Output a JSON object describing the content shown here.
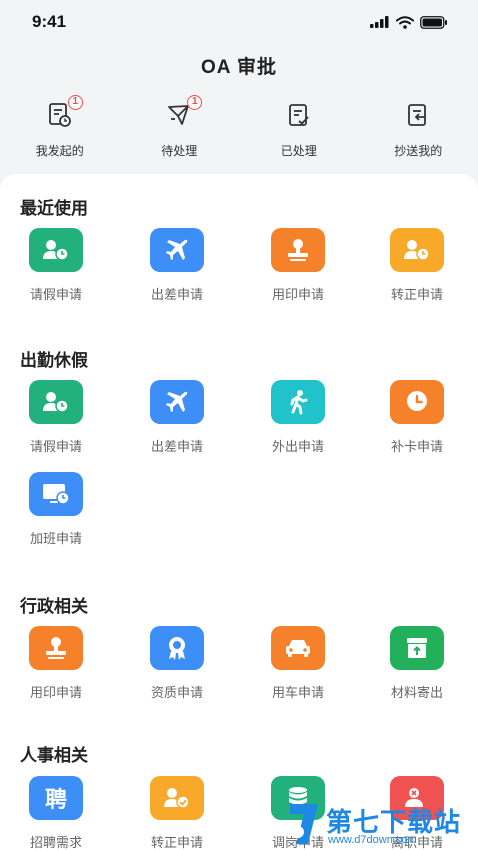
{
  "status_bar": {
    "time": "9:41"
  },
  "header": {
    "title": "OA 审批"
  },
  "top_tabs": [
    {
      "label": "我发起的",
      "icon": "doc-clock-icon",
      "badge": "1"
    },
    {
      "label": "待处理",
      "icon": "paper-plane-icon",
      "badge": "1"
    },
    {
      "label": "已处理",
      "icon": "doc-check-icon"
    },
    {
      "label": "抄送我的",
      "icon": "doc-arrow-icon"
    }
  ],
  "sections": {
    "recent": {
      "title": "最近使用",
      "items": [
        {
          "label": "请假申请",
          "icon": "person-clock-icon",
          "color": "#22b07d"
        },
        {
          "label": "出差申请",
          "icon": "airplane-icon",
          "color": "#3d8ef7"
        },
        {
          "label": "用印申请",
          "icon": "stamp-icon",
          "color": "#f5822a"
        },
        {
          "label": "转正申请",
          "icon": "person-clock-icon",
          "color": "#f8a92a"
        }
      ]
    },
    "attendance": {
      "title": "出勤休假",
      "items": [
        {
          "label": "请假申请",
          "icon": "person-clock-icon",
          "color": "#22b07d"
        },
        {
          "label": "出差申请",
          "icon": "airplane-icon",
          "color": "#3d8ef7"
        },
        {
          "label": "外出申请",
          "icon": "walking-person-icon",
          "color": "#20c3c9"
        },
        {
          "label": "补卡申请",
          "icon": "clock-pin-icon",
          "color": "#f5822a"
        },
        {
          "label": "加班申请",
          "icon": "monitor-clock-icon",
          "color": "#3d8ef7"
        }
      ]
    },
    "admin": {
      "title": "行政相关",
      "items": [
        {
          "label": "用印申请",
          "icon": "stamp-icon",
          "color": "#f5822a"
        },
        {
          "label": "资质申请",
          "icon": "award-ribbon-icon",
          "color": "#3d8ef7"
        },
        {
          "label": "用车申请",
          "icon": "car-icon",
          "color": "#f5822a"
        },
        {
          "label": "材料寄出",
          "icon": "box-upload-icon",
          "color": "#22b05a"
        }
      ]
    },
    "hr": {
      "title": "人事相关",
      "items": [
        {
          "label": "招聘需求",
          "icon": "recruit-char-icon",
          "char": "聘",
          "color": "#3d8ef7"
        },
        {
          "label": "转正申请",
          "icon": "person-check-icon",
          "color": "#f8a92a"
        },
        {
          "label": "调岗申请",
          "icon": "database-icon",
          "color": "#22b07d"
        },
        {
          "label": "离职申请",
          "icon": "person-x-icon",
          "color": "#f05252"
        }
      ]
    }
  },
  "watermark": {
    "main": "第七下载站",
    "sub": "www.d7down.com"
  }
}
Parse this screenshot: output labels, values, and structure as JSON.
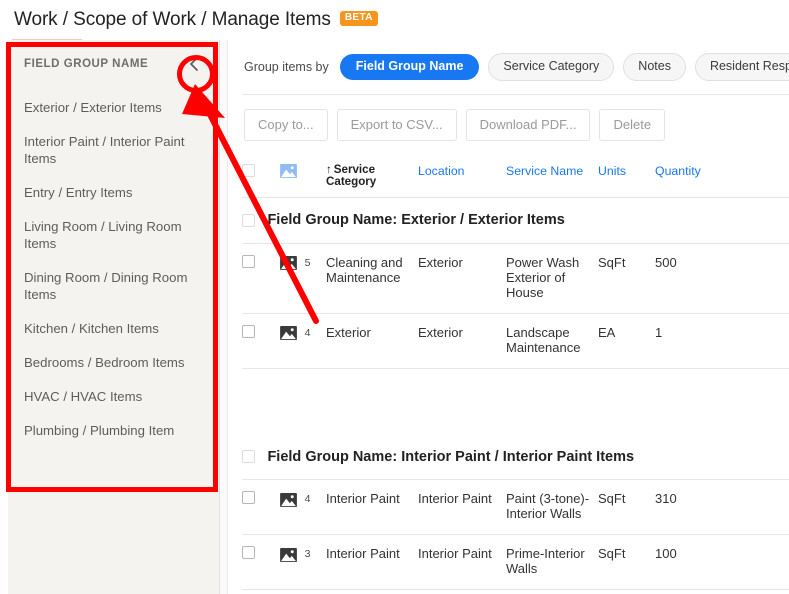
{
  "header": {
    "title": "Work / Scope of Work / Manage Items",
    "badge": "BETA"
  },
  "sidebar": {
    "heading": "FIELD GROUP NAME",
    "collapse_icon": "chevron-left-icon",
    "items": [
      {
        "label": "Exterior / Exterior Items"
      },
      {
        "label": "Interior Paint / Interior Paint Items"
      },
      {
        "label": "Entry / Entry Items"
      },
      {
        "label": "Living Room / Living Room Items"
      },
      {
        "label": "Dining Room / Dining Room Items"
      },
      {
        "label": "Kitchen / Kitchen Items"
      },
      {
        "label": "Bedrooms / Bedroom Items"
      },
      {
        "label": "HVAC / HVAC Items"
      },
      {
        "label": "Plumbing / Plumbing Item"
      }
    ]
  },
  "toolbar": {
    "group_by_label": "Group items by",
    "group_by_options": [
      {
        "label": "Field Group Name",
        "active": true
      },
      {
        "label": "Service Category",
        "active": false
      },
      {
        "label": "Notes",
        "active": false
      },
      {
        "label": "Resident Responsible",
        "active": false
      }
    ],
    "actions": [
      {
        "label": "Copy to..."
      },
      {
        "label": "Export to CSV..."
      },
      {
        "label": "Download PDF..."
      },
      {
        "label": "Delete"
      }
    ]
  },
  "table": {
    "columns": [
      {
        "label": "",
        "name": "select-all",
        "sorted": false
      },
      {
        "label": "",
        "name": "image",
        "sorted": false
      },
      {
        "label": "Service Category",
        "name": "service-category",
        "sorted": true,
        "sort_dir": "↑"
      },
      {
        "label": "Location",
        "name": "location",
        "sorted": false
      },
      {
        "label": "Service Name",
        "name": "service-name",
        "sorted": false
      },
      {
        "label": "Units",
        "name": "units",
        "sorted": false
      },
      {
        "label": "Quantity",
        "name": "quantity",
        "sorted": false
      }
    ],
    "groups": [
      {
        "title": "Field Group Name: Exterior / Exterior Items",
        "rows": [
          {
            "image_count": "5",
            "service_category": "Cleaning and Maintenance",
            "location": "Exterior",
            "service_name": "Power Wash Exterior of House",
            "units": "SqFt",
            "quantity": "500"
          },
          {
            "image_count": "4",
            "service_category": "Exterior",
            "location": "Exterior",
            "service_name": "Landscape Maintenance",
            "units": "EA",
            "quantity": "1"
          }
        ]
      },
      {
        "title": "Field Group Name: Interior Paint / Interior Paint Items",
        "rows": [
          {
            "image_count": "4",
            "service_category": "Interior Paint",
            "location": "Interior Paint",
            "service_name": "Paint (3-tone)-Interior Walls",
            "units": "SqFt",
            "quantity": "310"
          },
          {
            "image_count": "3",
            "service_category": "Interior Paint",
            "location": "Interior Paint",
            "service_name": "Prime-Interior Walls",
            "units": "SqFt",
            "quantity": "100"
          }
        ]
      }
    ]
  },
  "annotations": {
    "highlight_color": "#ff0000",
    "box_target": "sidebar-field-group-panel",
    "circle_target": "sidebar-collapse-button",
    "arrow": "points-from-collapse-button-down-into-table"
  },
  "colors": {
    "accent_blue": "#1877f2",
    "badge_orange": "#f7941e",
    "sidebar_bg": "#f4f3f0",
    "annotation_red": "#ff0000"
  }
}
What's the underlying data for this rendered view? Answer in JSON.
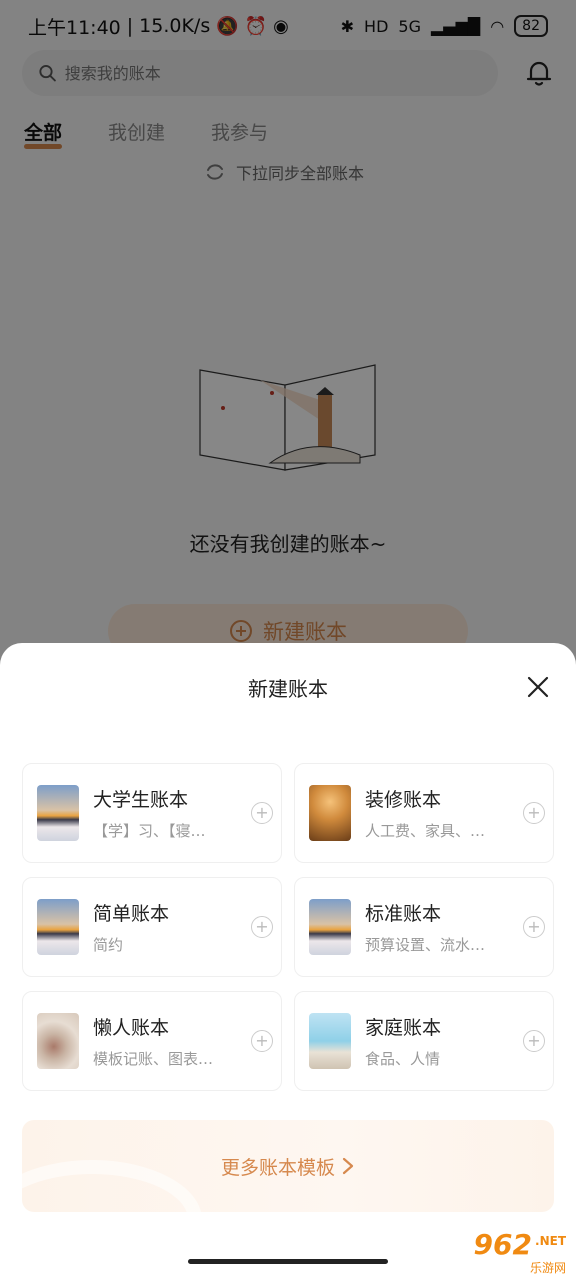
{
  "status_bar": {
    "time": "上午11:40",
    "speed": "15.0K/s",
    "hd": "HD",
    "network": "5G",
    "battery": "82"
  },
  "search": {
    "placeholder": "搜索我的账本"
  },
  "tabs": [
    {
      "label": "全部",
      "active": true
    },
    {
      "label": "我创建",
      "active": false
    },
    {
      "label": "我参与",
      "active": false
    }
  ],
  "sync_hint": "下拉同步全部账本",
  "empty_text": "还没有我创建的账本~",
  "create_button": "新建账本",
  "sheet": {
    "title": "新建账本",
    "templates": [
      {
        "name": "大学生账本",
        "desc": "【学】习、【寝…",
        "thumb": "sky-icon"
      },
      {
        "name": "装修账本",
        "desc": "人工费、家具、…",
        "thumb": "lamp-icon"
      },
      {
        "name": "简单账本",
        "desc": "简约",
        "thumb": "sky-icon"
      },
      {
        "name": "标准账本",
        "desc": "预算设置、流水…",
        "thumb": "sky-icon"
      },
      {
        "name": "懒人账本",
        "desc": "模板记账、图表…",
        "thumb": "tea-icon"
      },
      {
        "name": "家庭账本",
        "desc": "食品、人情",
        "thumb": "family-icon"
      }
    ],
    "more_label": "更多账本模板"
  },
  "watermark": {
    "number": "962",
    "net": ".NET",
    "sub": "乐游网"
  },
  "colors": {
    "accent": "#d6894e",
    "overlay": "rgba(0,0,0,0.47)"
  }
}
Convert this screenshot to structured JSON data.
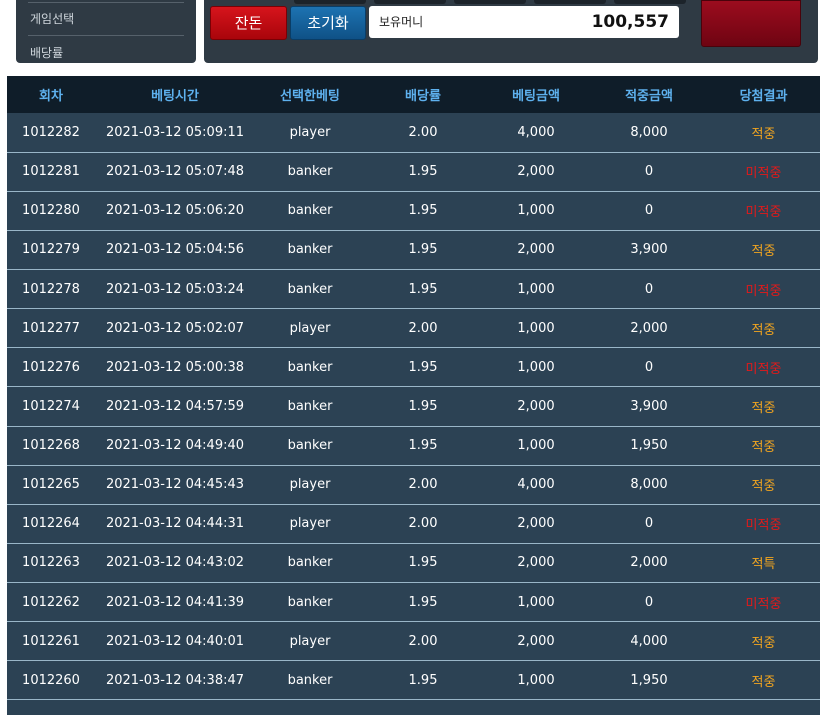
{
  "sidebar": {
    "items": [
      {
        "label": "게임선택"
      },
      {
        "label": "배당률"
      }
    ]
  },
  "controls": {
    "change_label": "잔돈",
    "reset_label": "초기화",
    "money_label": "보유머니",
    "money_value": "100,557"
  },
  "colors": {
    "header_bg": "#0f1d29",
    "header_text": "#5eb1ee",
    "row_bg": "#2c4254",
    "hit": "#f2a51f",
    "miss": "#e31a1a",
    "change_button": "#c40f17",
    "reset_button": "#1763a0"
  },
  "table": {
    "headers": [
      "회차",
      "베팅시간",
      "선택한베팅",
      "배당률",
      "베팅금액",
      "적중금액",
      "당첨결과"
    ],
    "rows": [
      {
        "round": "1012282",
        "time": "2021-03-12 05:09:11",
        "pick": "player",
        "odds": "2.00",
        "bet": "4,000",
        "win": "8,000",
        "result": "적중",
        "status": "hit"
      },
      {
        "round": "1012281",
        "time": "2021-03-12 05:07:48",
        "pick": "banker",
        "odds": "1.95",
        "bet": "2,000",
        "win": "0",
        "result": "미적중",
        "status": "miss"
      },
      {
        "round": "1012280",
        "time": "2021-03-12 05:06:20",
        "pick": "banker",
        "odds": "1.95",
        "bet": "1,000",
        "win": "0",
        "result": "미적중",
        "status": "miss"
      },
      {
        "round": "1012279",
        "time": "2021-03-12 05:04:56",
        "pick": "banker",
        "odds": "1.95",
        "bet": "2,000",
        "win": "3,900",
        "result": "적중",
        "status": "hit"
      },
      {
        "round": "1012278",
        "time": "2021-03-12 05:03:24",
        "pick": "banker",
        "odds": "1.95",
        "bet": "1,000",
        "win": "0",
        "result": "미적중",
        "status": "miss"
      },
      {
        "round": "1012277",
        "time": "2021-03-12 05:02:07",
        "pick": "player",
        "odds": "2.00",
        "bet": "1,000",
        "win": "2,000",
        "result": "적중",
        "status": "hit"
      },
      {
        "round": "1012276",
        "time": "2021-03-12 05:00:38",
        "pick": "banker",
        "odds": "1.95",
        "bet": "1,000",
        "win": "0",
        "result": "미적중",
        "status": "miss"
      },
      {
        "round": "1012274",
        "time": "2021-03-12 04:57:59",
        "pick": "banker",
        "odds": "1.95",
        "bet": "2,000",
        "win": "3,900",
        "result": "적중",
        "status": "hit"
      },
      {
        "round": "1012268",
        "time": "2021-03-12 04:49:40",
        "pick": "banker",
        "odds": "1.95",
        "bet": "1,000",
        "win": "1,950",
        "result": "적중",
        "status": "hit"
      },
      {
        "round": "1012265",
        "time": "2021-03-12 04:45:43",
        "pick": "player",
        "odds": "2.00",
        "bet": "4,000",
        "win": "8,000",
        "result": "적중",
        "status": "hit"
      },
      {
        "round": "1012264",
        "time": "2021-03-12 04:44:31",
        "pick": "player",
        "odds": "2.00",
        "bet": "2,000",
        "win": "0",
        "result": "미적중",
        "status": "miss"
      },
      {
        "round": "1012263",
        "time": "2021-03-12 04:43:02",
        "pick": "banker",
        "odds": "1.95",
        "bet": "2,000",
        "win": "2,000",
        "result": "적특",
        "status": "hit"
      },
      {
        "round": "1012262",
        "time": "2021-03-12 04:41:39",
        "pick": "banker",
        "odds": "1.95",
        "bet": "1,000",
        "win": "0",
        "result": "미적중",
        "status": "miss"
      },
      {
        "round": "1012261",
        "time": "2021-03-12 04:40:01",
        "pick": "player",
        "odds": "2.00",
        "bet": "2,000",
        "win": "4,000",
        "result": "적중",
        "status": "hit"
      },
      {
        "round": "1012260",
        "time": "2021-03-12 04:38:47",
        "pick": "banker",
        "odds": "1.95",
        "bet": "1,000",
        "win": "1,950",
        "result": "적중",
        "status": "hit"
      }
    ]
  }
}
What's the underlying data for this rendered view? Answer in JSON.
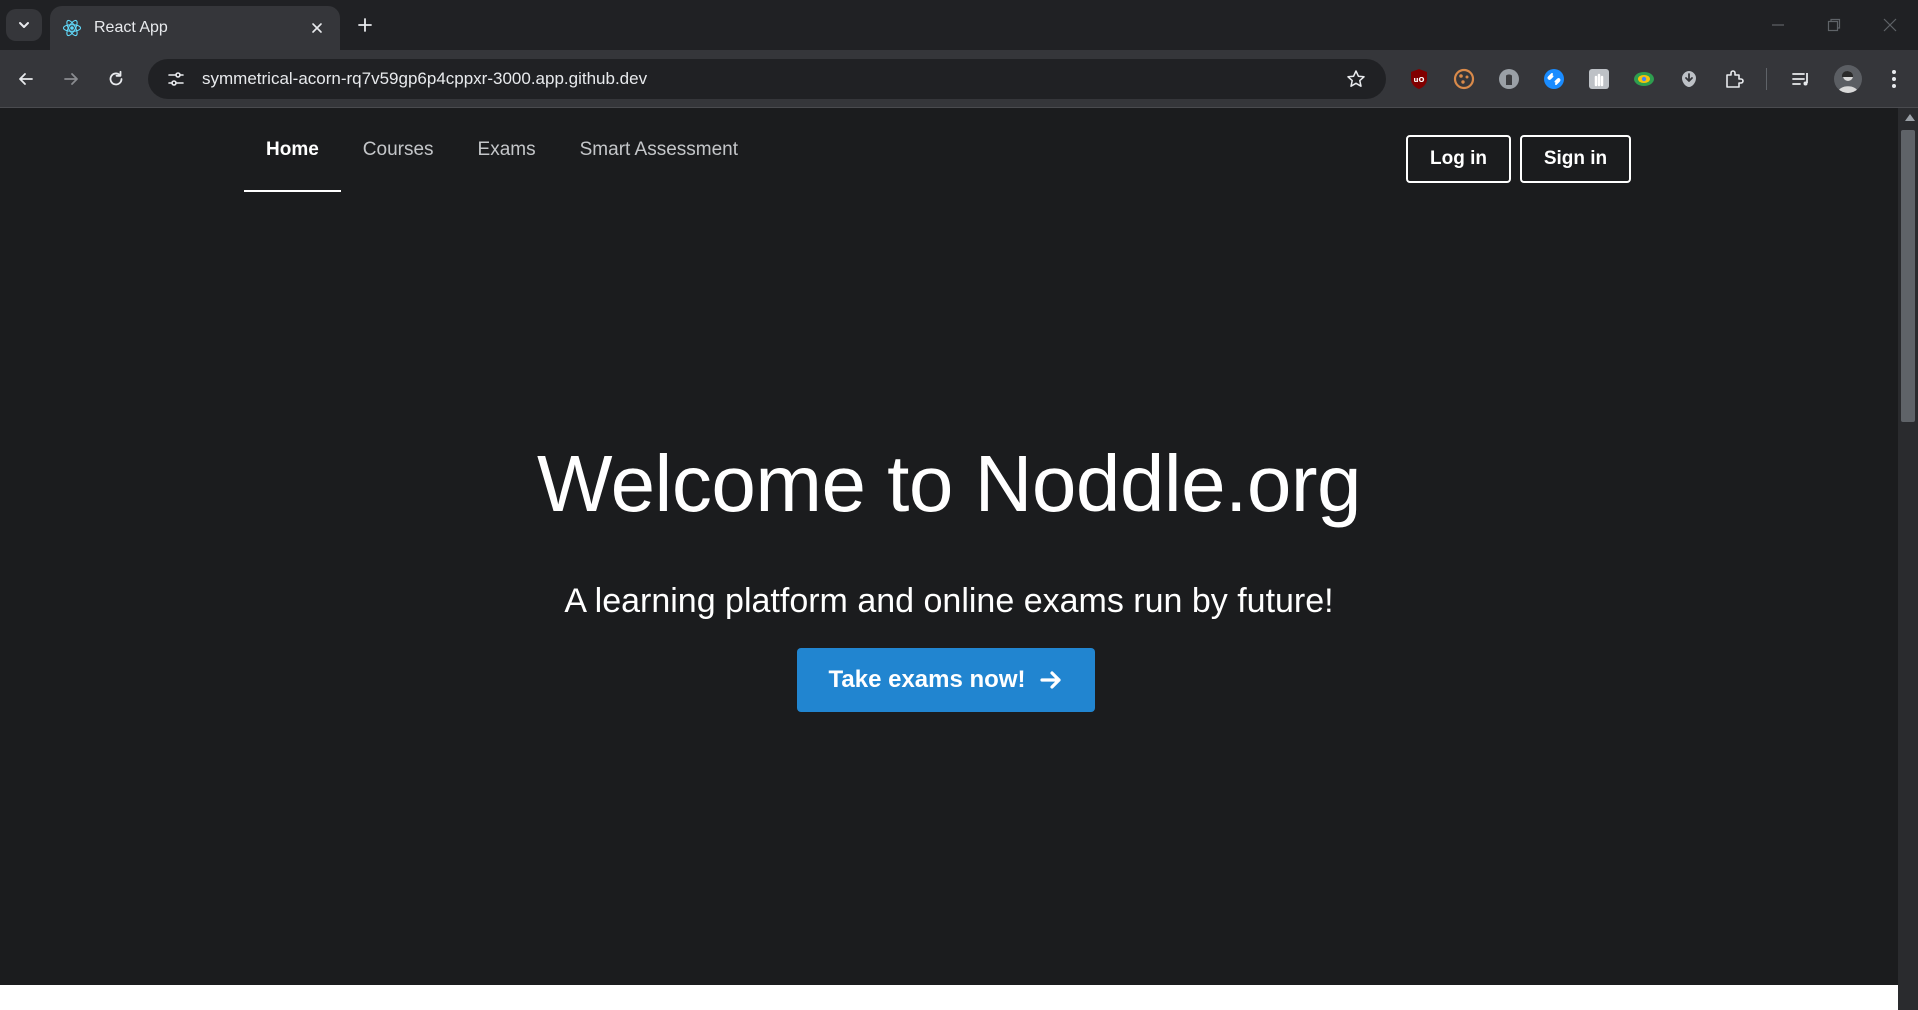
{
  "browser": {
    "tab_title": "React App",
    "url": "symmetrical-acorn-rq7v59gp6p4cppxr-3000.app.github.dev",
    "extensions": [
      "ublock-icon",
      "cookie-icon",
      "ghost-icon",
      "shazam-icon",
      "hand-icon",
      "color-icon",
      "download-icon",
      "puzzle-icon"
    ],
    "colors": {
      "tabbar": "#202124",
      "toolbar": "#35363a",
      "omnibox": "#202124"
    }
  },
  "nav": {
    "items": [
      {
        "label": "Home",
        "active": true
      },
      {
        "label": "Courses",
        "active": false
      },
      {
        "label": "Exams",
        "active": false
      },
      {
        "label": "Smart Assessment",
        "active": false
      }
    ],
    "login_label": "Log in",
    "signin_label": "Sign in"
  },
  "hero": {
    "title": "Welcome to Noddle.org",
    "subtitle": "A learning platform and online exams run by future!",
    "cta_label": "Take exams now!"
  },
  "colors": {
    "page_bg": "#1b1c1e",
    "cta": "#2185d0",
    "text": "#ffffff"
  }
}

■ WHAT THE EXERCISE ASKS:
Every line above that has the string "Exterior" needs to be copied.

■ SOLVED PROBLEM:
        "label": "Exterior / Exterior Items"
        "title": "Field Group Name: Exterior / Exterior Items",
            "location": "Exterior",
            "service_name": "Power Wash Exterior of House",
            "service_category": "Exterior",
            "location": "Exterior",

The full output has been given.